Increasingly, carsharing providers are experimenting with multimodal offers.

  • Among the first were Poppy and Aimo, adding mopeds and scooters in cities like Brussels and Stockholm.
  • Spurred by the pandemic’s demand for mobility options with low infection risk, GoTo announced a multimodal setup in Spain.
  • GO Sharing is going the other direction, going from a moped-only fleet to including bicycles and cars.


Competition is increasing. User behaviours are changing. As a result, carsharing providers are altering their pricing structures, offering more flexibility. 

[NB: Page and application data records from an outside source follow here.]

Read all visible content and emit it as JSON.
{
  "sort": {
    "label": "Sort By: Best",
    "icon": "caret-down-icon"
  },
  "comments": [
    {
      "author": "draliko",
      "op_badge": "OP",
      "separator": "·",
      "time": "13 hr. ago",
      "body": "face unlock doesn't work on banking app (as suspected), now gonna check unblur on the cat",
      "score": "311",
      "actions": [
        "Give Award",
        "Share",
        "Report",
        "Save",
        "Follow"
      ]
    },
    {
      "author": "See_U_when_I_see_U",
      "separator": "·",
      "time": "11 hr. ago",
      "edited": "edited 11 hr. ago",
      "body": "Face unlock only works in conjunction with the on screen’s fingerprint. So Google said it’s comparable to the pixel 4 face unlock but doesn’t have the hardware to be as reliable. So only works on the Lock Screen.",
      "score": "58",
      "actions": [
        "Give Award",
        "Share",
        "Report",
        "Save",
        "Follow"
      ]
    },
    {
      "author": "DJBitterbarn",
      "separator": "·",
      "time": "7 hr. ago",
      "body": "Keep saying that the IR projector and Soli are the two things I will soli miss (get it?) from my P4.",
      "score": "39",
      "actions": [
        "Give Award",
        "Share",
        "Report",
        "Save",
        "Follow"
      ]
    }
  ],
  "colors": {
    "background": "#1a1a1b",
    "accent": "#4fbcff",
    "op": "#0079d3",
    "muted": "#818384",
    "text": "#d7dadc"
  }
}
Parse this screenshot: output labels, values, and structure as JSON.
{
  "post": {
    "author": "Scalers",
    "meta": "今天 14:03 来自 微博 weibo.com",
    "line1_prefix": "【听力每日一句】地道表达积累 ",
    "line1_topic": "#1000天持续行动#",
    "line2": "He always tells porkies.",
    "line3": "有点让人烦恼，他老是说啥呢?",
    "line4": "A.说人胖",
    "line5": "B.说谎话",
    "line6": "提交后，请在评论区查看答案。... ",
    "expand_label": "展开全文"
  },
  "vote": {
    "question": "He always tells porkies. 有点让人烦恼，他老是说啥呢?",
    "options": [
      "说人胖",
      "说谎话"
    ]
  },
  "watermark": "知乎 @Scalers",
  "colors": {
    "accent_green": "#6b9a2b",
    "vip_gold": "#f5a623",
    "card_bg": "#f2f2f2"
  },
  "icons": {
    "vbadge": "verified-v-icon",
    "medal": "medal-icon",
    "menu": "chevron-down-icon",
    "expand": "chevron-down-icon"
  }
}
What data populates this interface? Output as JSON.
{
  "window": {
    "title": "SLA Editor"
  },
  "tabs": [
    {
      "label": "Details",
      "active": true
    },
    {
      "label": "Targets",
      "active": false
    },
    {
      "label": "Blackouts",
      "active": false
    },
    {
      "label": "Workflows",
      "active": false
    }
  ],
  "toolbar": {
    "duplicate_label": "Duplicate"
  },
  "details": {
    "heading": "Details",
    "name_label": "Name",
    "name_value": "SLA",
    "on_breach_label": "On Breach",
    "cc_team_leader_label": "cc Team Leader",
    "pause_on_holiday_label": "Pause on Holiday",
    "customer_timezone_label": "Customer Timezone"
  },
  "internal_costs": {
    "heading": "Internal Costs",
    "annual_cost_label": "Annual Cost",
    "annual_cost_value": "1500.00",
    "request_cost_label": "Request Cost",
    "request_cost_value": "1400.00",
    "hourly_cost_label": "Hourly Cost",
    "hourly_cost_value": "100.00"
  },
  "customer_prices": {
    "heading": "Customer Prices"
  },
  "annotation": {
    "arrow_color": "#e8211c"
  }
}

  • Fixed-time packages, the usual system, pressure users to return vehicles at a certain moment. Instead, so-called ‘cost parachutes’ put a cap on cost per day, week or month. 
  • Another option is a fixed monthly cost – a subscription, in other words. In return, users get hassle-free use, and in some cases, other benefits as well.  


The progress of electrification is remarkable, especially in free-floating carsharing. This is the result of three mutually reinforcing trends: customer demand, public policy and the providers’ CSR. 

  • About 40% of the providers of free-floating carsharing in Europe already have a 100% electric fleet (e.g. GreenMobility, WeShare, LeasysGO!, Free2Move). Many others have mixed fleets (Emov, Sixt share, ShareNow). 
  • In China too, most carsharing is electrified, in order to comply with local zero-emission policies. 
  • Popular EVs for carsharing are the Renault Zoe, BMW i3 and VW e-Golf. Likely additions will be the VW ID.3, Peugeot e-208 and Fiat 500e. 

Special purpose vehicles

Rather than continuing to use standard cars, the industry is starting to turn to special purpose vehicles (SPVs), specifically designed for carsharing – either by being more durable, having a smaller footprint, or both. 

  • Examples include Getaround’s light EVs in Rotterdam and Enuu’s small pod vehicles in Berlin. More are following soon. 
  • Free2Move is using the Citroen AMI both in Europe and North America. As of now, it is the only OEM-backed platform to use an SPV. In future, SPVs could both reduce vehicle-to-market cost and optimise the user experience in carsharing. 

Image: Shutterstock

Authored by: Frank Jacobs